Alyssa Cohen, MS, RD
Oftentimes, patients think that the loftiest goal is the best goal. However, in order for goals to be attainable, they have to be realistic. For example, if a patient doesn’t exercise at all, and then tells me they will exercise every day, I get wary. Setting yourself up to be disappointed with your progress only sets you up for failure. Instead, it is best to accept where you currently are and incrementally make small, realistic changes from there in order to move forward with overall goals. For instance, a more realistic goal would be “I am going to go for a walk for 15 minutes 2-3 times per week”. This goal is specific, quantifiable and less intimidating. Once this goal is reached, it is time to reevaluate and set another (realistic goal) – such as going for a walk 4 times per week, or increasing the time or distance of the walk and maintaining the frequency at 2-3 times per week. Goal setting should always be evolving to meet your needs at that specific time.
What happens when goals are too lofty? They become intimidating, and oftentimes this creates an all-or-nothing mentality. Using the example above, someone may think they aren’t ready for 30-minute sweat session at the gym and skip any physical activity altogether (instead of going for a 10-15 minute walk one day). This is more detrimental to the overall goal of increasing exercise than simply planning to walk and build on an exercise regimen from that goal. Remember, goal setting and weight loss is not a sprint – it’s a marathon! Focusing on small lifestyle habits can make a big difference in overall goals, such as weight loss.

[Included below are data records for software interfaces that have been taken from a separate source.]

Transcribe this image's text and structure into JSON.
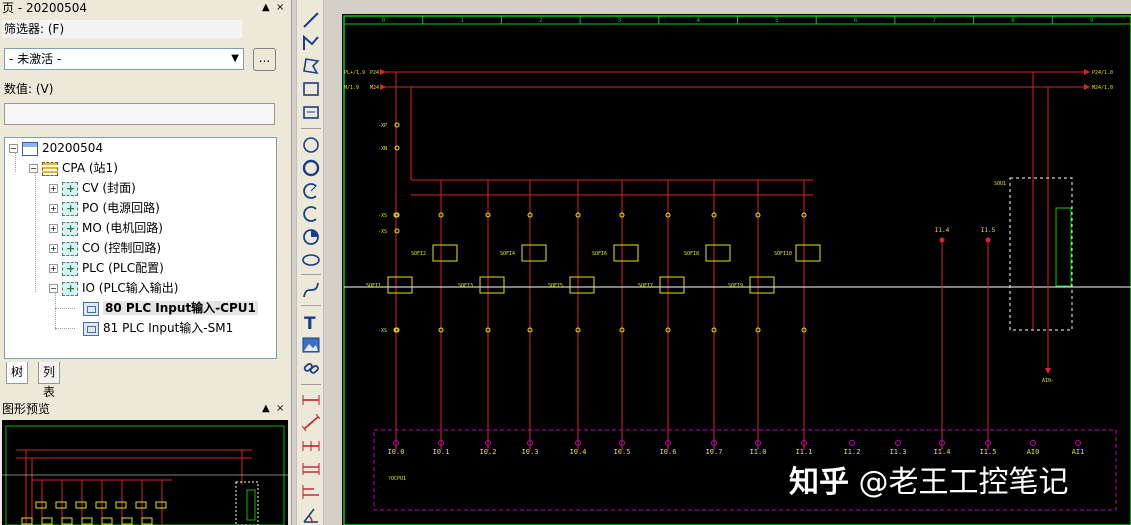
{
  "page_panel": {
    "title": "页 - 20200504",
    "pin": "▲",
    "close": "×"
  },
  "filter": {
    "label": "筛选器: (F)",
    "selected": "- 未激活 -",
    "more_label": "..."
  },
  "value": {
    "label": "数值: (V)",
    "input_value": ""
  },
  "tree": {
    "root": "20200504",
    "station": "CPA (站1)",
    "groups": [
      "CV (封面)",
      "PO (电源回路)",
      "MO (电机回路)",
      "CO (控制回路)",
      "PLC (PLC配置)",
      "IO (PLC输入输出)"
    ],
    "pages": [
      "80 PLC Input输入-CPU1",
      "81 PLC Input输入-SM1"
    ],
    "selected_index": 0
  },
  "tabs": [
    "树",
    "列表"
  ],
  "preview_panel": {
    "title": "图形预览",
    "pin": "▲",
    "close": "×"
  },
  "toolbar": {
    "tools": [
      "line-icon",
      "polyline-icon",
      "polygon-icon",
      "rectangle-icon",
      "rectangle-rounded-icon",
      "circle-icon",
      "circle-thick-icon",
      "arc-icon",
      "arc-open-icon",
      "sector-icon",
      "ellipse-icon",
      "spline-icon",
      "text-icon",
      "image-icon",
      "hyperlink-icon",
      "dimension-linear-icon",
      "dimension-aligned-icon",
      "dimension-chain-icon",
      "dimension-increment-icon",
      "dimension-baseline-icon",
      "dimension-angle-icon"
    ]
  },
  "schematic": {
    "columns": [
      "0",
      "1",
      "2",
      "3",
      "4",
      "5",
      "6",
      "7",
      "8",
      "9"
    ],
    "rails": [
      {
        "left": "PL+/1.9",
        "tag": "P24",
        "right": "P24/1.0"
      },
      {
        "left": "M/1.9",
        "tag": "M24",
        "right": "M24/1.0"
      }
    ],
    "side_tags": [
      "-XP",
      "-XN",
      "-XS",
      "-XS",
      "-XS"
    ],
    "switches_top": [
      "SOFI2",
      "SOFI4",
      "SOFI6",
      "SOFI8",
      "SOFI10"
    ],
    "switches_bottom": [
      "SOFI1",
      "SOFI3",
      "SOFI5",
      "SOFI7",
      "SOFI9"
    ],
    "io_labels": [
      "I0.0",
      "I0.1",
      "I0.2",
      "I0.3",
      "I0.4",
      "I0.5",
      "I0.6",
      "I0.7",
      "I1.0",
      "I1.1",
      "I1.2",
      "I1.3",
      "I1.4",
      "I1.5",
      "AI0",
      "AI1"
    ],
    "spare_labels": [
      "I1.4",
      "I1.5"
    ],
    "analog_block": "SOU1",
    "analog_out": "AI0-",
    "plc_block": "?OCPU1",
    "colors": {
      "background": "#000000",
      "wire": "#e0202a",
      "green": "#00d000",
      "yellow": "#e6e600",
      "magenta": "#c000c0",
      "rail": "#e0202a"
    }
  },
  "watermark": {
    "logo": "知乎",
    "text": "@老王工控笔记"
  }
}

Examples of specific, realistic goals are below:
- Instead of “I am going to eat healthier”, try “I am going to eat at least one vegetable with my lunch and dinner each day”.
- Instead of “I am going to drink less soda”, try “I am going to replace one soda each day with a glass of water”.
- Instead of “I am going to avoid all desserts”, try “I am going to skip dessert 3 nights this week”.
These goals are simple, straightforward, and help to address behaviors that may be hindering an overall goal of weight loss, or lowering blood sugar, etc. Meeting with a registered dietitian can help you to identify which goals are most important to you, how to overcome perceived obstacles and barriers and assist you in planning and goal-setting so that you can achieve your overarching goal(s), whatever it (or they) may be.
Alyssa Cohen, MS, RD
While individual nutrition counseling is certainly beneficial for weight management, many people discount the effectiveness of group nutrition counseling. Although a personal meal plan and one-on-one time with a registered dietitian can help to identify barriers to your goals and overcome obstacles, there are many instances when group counseling can enhance your individualized counseling experience and/or may be a better option for you depending on your individual situation.
Curious about how group counseling works? It usually goes something like this: A small group of people with a similar interest or goal gather together. This goal can be broad for a wide array of individuals (such as weight loss) or it can be a specific goal for a particular group (such as decreasing blood pressure in those with hypertension). The registered dietitian acts as the group facilitator and introduces a topic. The floor remains open for contribution by anyone in the group and as people contribute, they find that they are able to learn from others regarding their goal, or can teach others (or both)! This counseling technique has been shown by research to be an effective method of weight management and/or coping with various stressors, conditions and habits. Also, it is fun! At Caruso, our group counseling puts speak into practice when we go to restaurants (to practice ordering from a menu), supermarkets (to give tours and demonstrate what to look for in a nutrition label), and when we have special guests visit to lead yoga, promote positive psychology, and utilize their many specific skills!
In reference to our blog last week, group counseling can be a less expensive alternative to out-of-pocket nutrition counseling if your insurance benefits have run dry, since typically each group counseling session is less expensive than each individual counseling session. Also, it is great to try new approaches, because each approach offers different benefits.
Group nutrition counseling may be for you if:
- You have run out of insurance-covered individual nutrition counseling sessions and would like a less expensive alternative
- You would like to combine the benefits of group counseling with your individualized counseling
- You would like social support from others to help you reach your health goals
- You would like to meet other people with similar goals and interests
- You like to learn from others and their personal experiences, while ensuring information is accurate (which a registered dietitian, acting as a facilitator, can ensure)
- You like to teach others and share your personal experiences
Interested? We offer a weekly group counseling session every Tuesday evening at Caruso Physical Therapy and Nutrition and would love to learn from your experiences and help you through your journey to health and weight management.